The Broderick neighborhood of West Sacramento, an area that is both one of the oldest and most modest residential neighborhoods of the region, also has low HPI scores and higher poverty rates.
Another higher-risk area in Yolo County is Woodland, which has a high Latino population and many low-income residents.
County health officials say they will use the HPI as a starting point to determine where in the county they will focus vaccines, but point out that to achieve equitable distribution, they also intend to rely on community-based non-profits that have already been helping them get the word to at-risk communities.
Spokeswoman Katie Combs-Prichard said that likely would include groups who helped in outreach to Latinos last summer, when that groups’ infection numbers spiked. The north shore of Lake Tahoe, a working class community with a Latino population, is a likely spot for the county to focus vaccines, she said.
The problem is that the county does not have a good idea of which communities are getting vaccinated and which are falling behind, given that private entities are doing much of the vaccinating. Combs-Prichard said the county hopes to get a better view of where vaccinations are taking place in the coming weeks as the state consolidates vaccine data.
Elders Corner in North Auburn
The tract with the lowest HPI score in Placer County is north of Auburn along Highway 49 north of Bell Road. That tract in particular has healthier conditions than only about 17.4% of the state, with low rankings on income, access to a car, and health insurance among adults.

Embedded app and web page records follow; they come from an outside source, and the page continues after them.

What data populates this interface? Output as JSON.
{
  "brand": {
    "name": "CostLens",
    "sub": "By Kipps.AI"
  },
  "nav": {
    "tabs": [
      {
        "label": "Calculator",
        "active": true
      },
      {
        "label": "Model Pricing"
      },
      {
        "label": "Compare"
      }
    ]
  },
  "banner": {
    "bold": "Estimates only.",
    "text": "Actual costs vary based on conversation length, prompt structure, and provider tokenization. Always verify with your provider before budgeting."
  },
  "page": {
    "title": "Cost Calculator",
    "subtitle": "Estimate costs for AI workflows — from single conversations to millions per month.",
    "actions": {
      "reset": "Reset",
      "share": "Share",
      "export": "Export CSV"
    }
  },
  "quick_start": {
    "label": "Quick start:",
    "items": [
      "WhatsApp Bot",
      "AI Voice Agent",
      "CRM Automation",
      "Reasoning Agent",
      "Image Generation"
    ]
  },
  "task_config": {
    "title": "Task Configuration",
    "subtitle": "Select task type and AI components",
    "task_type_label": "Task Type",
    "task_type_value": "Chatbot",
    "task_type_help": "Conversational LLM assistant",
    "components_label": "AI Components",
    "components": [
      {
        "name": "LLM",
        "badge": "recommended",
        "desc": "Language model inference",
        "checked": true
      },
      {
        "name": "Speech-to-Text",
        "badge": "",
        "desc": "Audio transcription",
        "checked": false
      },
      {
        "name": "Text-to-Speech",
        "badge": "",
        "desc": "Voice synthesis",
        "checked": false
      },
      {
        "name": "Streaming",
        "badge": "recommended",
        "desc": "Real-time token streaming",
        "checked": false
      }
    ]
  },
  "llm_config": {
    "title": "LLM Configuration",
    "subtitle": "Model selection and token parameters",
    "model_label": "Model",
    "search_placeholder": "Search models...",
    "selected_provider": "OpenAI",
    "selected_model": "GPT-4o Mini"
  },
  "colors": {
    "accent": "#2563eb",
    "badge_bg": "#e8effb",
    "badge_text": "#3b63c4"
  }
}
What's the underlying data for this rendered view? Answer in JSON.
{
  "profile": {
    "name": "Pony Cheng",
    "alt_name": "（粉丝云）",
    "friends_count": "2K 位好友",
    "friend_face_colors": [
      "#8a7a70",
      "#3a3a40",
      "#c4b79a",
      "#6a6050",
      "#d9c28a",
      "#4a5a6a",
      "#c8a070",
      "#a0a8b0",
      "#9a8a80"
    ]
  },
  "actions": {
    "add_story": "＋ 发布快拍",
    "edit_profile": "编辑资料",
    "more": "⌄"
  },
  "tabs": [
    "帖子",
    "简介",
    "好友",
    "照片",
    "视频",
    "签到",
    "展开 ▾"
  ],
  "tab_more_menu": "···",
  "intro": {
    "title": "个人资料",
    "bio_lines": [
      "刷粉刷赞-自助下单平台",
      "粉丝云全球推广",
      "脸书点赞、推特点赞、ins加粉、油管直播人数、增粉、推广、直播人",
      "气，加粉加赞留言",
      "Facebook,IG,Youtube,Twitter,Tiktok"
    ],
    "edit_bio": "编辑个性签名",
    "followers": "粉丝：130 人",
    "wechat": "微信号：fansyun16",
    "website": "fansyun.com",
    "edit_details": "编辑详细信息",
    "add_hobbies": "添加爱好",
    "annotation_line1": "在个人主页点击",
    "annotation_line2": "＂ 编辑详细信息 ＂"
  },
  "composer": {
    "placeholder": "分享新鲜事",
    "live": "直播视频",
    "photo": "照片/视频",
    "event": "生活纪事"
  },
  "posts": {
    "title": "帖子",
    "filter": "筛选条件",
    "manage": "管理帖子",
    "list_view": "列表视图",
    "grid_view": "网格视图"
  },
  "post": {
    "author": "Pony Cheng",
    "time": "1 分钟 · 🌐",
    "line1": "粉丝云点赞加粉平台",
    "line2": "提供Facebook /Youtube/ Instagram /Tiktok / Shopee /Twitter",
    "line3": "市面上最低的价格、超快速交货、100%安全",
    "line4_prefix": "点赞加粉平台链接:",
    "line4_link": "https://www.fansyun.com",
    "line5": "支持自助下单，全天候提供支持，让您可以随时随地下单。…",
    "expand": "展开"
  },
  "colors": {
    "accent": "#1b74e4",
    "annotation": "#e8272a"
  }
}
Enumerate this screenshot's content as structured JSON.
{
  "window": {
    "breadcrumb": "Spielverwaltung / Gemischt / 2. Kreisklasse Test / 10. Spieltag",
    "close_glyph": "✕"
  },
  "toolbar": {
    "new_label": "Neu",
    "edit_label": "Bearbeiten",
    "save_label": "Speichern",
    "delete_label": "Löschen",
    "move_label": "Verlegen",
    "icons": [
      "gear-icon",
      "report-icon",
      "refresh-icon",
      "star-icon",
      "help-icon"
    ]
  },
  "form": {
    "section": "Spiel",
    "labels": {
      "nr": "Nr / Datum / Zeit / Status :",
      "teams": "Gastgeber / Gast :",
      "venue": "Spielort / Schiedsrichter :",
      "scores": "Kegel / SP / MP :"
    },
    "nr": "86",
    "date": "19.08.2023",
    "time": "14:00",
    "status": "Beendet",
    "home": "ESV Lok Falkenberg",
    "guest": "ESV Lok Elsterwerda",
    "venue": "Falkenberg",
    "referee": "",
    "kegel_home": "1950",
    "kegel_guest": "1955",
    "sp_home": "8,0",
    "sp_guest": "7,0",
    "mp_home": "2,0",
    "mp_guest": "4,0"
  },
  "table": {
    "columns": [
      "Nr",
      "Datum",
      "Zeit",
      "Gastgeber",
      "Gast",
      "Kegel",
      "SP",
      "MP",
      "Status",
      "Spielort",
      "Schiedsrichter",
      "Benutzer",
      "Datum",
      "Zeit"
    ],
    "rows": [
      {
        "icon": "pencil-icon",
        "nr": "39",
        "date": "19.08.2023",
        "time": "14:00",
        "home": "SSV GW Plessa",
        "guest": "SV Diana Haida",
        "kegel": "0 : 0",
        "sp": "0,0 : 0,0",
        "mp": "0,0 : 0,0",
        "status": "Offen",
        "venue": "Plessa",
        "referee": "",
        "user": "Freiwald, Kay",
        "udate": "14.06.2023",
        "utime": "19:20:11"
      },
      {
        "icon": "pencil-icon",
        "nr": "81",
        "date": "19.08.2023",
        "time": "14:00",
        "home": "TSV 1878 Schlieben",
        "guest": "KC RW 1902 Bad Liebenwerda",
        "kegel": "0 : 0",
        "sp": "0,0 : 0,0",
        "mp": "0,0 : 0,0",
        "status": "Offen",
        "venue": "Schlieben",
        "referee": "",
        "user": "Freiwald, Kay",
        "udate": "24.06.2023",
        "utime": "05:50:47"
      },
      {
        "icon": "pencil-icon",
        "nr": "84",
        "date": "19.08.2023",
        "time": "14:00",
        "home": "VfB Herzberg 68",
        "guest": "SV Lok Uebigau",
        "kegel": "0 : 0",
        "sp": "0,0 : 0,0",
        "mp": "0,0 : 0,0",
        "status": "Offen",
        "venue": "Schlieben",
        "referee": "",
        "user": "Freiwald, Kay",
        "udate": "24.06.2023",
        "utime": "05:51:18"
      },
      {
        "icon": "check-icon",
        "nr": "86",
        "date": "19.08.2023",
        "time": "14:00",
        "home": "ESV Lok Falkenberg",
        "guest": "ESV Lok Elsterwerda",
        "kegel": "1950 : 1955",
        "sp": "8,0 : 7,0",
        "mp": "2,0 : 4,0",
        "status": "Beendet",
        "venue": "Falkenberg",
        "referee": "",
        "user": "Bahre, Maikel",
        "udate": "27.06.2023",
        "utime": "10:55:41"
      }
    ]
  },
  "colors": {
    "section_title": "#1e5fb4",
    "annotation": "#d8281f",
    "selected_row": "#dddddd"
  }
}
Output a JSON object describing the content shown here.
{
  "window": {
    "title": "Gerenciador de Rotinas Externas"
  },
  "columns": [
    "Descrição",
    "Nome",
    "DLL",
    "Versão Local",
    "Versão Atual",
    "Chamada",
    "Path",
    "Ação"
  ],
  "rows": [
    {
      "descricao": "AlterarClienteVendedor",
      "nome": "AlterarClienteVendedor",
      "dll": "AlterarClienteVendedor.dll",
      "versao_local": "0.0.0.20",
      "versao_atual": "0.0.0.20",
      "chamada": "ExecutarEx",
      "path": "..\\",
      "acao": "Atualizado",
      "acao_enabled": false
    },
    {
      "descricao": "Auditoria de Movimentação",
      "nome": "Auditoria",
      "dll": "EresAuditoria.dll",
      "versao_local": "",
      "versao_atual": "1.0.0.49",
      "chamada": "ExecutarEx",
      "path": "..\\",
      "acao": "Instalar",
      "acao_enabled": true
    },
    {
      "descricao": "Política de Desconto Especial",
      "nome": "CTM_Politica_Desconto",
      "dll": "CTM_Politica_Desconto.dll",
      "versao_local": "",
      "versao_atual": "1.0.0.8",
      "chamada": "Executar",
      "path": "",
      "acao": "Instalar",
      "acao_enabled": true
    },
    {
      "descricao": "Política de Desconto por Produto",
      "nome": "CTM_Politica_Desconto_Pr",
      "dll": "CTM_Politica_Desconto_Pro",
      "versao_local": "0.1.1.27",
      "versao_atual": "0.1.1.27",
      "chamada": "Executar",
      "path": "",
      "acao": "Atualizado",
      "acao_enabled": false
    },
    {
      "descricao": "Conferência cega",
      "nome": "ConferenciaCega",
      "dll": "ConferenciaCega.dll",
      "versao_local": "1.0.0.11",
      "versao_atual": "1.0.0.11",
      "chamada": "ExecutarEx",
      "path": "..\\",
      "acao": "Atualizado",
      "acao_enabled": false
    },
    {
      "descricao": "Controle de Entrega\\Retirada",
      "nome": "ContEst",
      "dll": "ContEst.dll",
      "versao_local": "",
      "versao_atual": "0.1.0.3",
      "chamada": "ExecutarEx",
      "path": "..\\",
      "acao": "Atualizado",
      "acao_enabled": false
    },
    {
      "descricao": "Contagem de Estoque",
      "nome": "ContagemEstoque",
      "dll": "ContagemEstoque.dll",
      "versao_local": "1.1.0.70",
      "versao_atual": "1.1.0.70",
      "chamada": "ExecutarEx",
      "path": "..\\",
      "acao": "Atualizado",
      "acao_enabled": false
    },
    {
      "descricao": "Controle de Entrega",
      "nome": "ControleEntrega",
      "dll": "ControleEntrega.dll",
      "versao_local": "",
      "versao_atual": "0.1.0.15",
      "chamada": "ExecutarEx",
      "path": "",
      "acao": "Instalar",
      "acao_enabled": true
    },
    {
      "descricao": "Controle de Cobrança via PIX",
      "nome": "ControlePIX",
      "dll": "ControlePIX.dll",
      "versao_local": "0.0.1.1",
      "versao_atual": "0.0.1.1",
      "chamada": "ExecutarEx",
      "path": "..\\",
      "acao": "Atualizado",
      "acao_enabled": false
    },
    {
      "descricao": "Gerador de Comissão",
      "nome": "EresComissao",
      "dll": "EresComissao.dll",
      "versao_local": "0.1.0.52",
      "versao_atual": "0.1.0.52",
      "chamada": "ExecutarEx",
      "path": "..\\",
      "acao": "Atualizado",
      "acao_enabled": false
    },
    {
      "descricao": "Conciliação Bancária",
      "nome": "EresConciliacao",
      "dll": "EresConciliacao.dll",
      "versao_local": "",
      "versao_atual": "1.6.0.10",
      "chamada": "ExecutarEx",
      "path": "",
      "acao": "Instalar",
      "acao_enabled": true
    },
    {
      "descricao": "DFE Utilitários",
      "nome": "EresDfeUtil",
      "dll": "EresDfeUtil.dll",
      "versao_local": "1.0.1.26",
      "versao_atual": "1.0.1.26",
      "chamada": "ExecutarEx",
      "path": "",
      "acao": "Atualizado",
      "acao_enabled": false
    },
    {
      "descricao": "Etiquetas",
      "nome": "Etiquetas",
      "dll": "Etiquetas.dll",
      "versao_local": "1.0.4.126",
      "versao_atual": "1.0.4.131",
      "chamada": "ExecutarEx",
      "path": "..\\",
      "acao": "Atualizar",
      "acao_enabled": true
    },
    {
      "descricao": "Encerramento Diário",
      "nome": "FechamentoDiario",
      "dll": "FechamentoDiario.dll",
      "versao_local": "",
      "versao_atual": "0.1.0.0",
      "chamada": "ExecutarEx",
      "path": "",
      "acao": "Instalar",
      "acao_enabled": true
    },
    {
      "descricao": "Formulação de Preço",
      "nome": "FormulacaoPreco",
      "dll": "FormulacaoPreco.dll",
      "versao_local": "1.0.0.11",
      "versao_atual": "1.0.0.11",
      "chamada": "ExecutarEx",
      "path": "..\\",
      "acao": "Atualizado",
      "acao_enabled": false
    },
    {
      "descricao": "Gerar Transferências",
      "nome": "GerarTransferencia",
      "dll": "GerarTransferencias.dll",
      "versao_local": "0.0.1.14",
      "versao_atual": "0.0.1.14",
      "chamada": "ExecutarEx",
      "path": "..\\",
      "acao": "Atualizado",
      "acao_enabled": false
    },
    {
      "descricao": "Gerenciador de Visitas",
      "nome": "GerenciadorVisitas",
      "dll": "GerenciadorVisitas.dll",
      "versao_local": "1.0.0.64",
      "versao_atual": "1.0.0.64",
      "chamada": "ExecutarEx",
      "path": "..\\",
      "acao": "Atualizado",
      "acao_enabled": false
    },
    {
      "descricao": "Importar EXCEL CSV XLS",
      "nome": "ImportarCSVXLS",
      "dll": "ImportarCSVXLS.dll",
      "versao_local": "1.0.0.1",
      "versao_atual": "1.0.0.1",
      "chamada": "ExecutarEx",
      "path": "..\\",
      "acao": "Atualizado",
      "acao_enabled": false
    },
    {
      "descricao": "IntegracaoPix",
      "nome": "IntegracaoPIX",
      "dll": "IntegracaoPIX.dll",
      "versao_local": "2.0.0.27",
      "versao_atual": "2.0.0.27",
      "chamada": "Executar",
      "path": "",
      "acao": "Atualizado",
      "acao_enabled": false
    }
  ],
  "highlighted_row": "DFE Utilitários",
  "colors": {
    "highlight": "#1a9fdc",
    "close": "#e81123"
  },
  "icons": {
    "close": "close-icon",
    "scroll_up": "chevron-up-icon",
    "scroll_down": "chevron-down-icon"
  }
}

The modest and historic neighborhood that borders Vernon Street in old downtown Roseville, bisected by Riverside Avenue and Douglas Boulevard, also ranks low overall on the state HPI. Poverty there is high for Placer County, education levels are low, and many do not have easy access to healthcare.
The HPI, though, is an imperfect tool for determining disadvantaged communities for vaccine purposes. Some retirement communities, such as the Sun city area in the city of Lincoln, notably rank high in the HPI. But while many in Lincoln are older residents, which puts them at higher risk for more severe bouts of COVID-19, the area’s residents rank as healthy with respect to health care access, education, home value, and clean living environment.
El Dorado County
El Dorado does not have any sizable communities that rank low on the HPI, but there are some rural areas on the outskirts of the city of South Lake Tahoe that rank in the lower one-third of California communities on health issues. County officials say they too plan to seek guidance from organizations around the county.
That includes part of the Al Tahoe area where residents, some of whom are workers in the casinos and hotels, have incomes in the lower 24% of state residents and have less access to health care than all but 21% of the rest of the state.
Pollock Pines and Georgetown
Sections of the rural or semi-rural towns of Pollock Pines, Georgetown and Diamond Springs also are among the least healthy neighborhoods in the county, according to the state HPI, but that may be in part because those areas have higher numbers of retirees, who typically score lower on the HPI for lack of income and a few other potentially misleading indicators.
Nevertheless, in Pollock Pines north of Highway 50, residents have average health care access, but poverty levels are higher than state averages.
Similarly, in the hills around Georgetown, state data that the number of people with health insurance is lower than state average.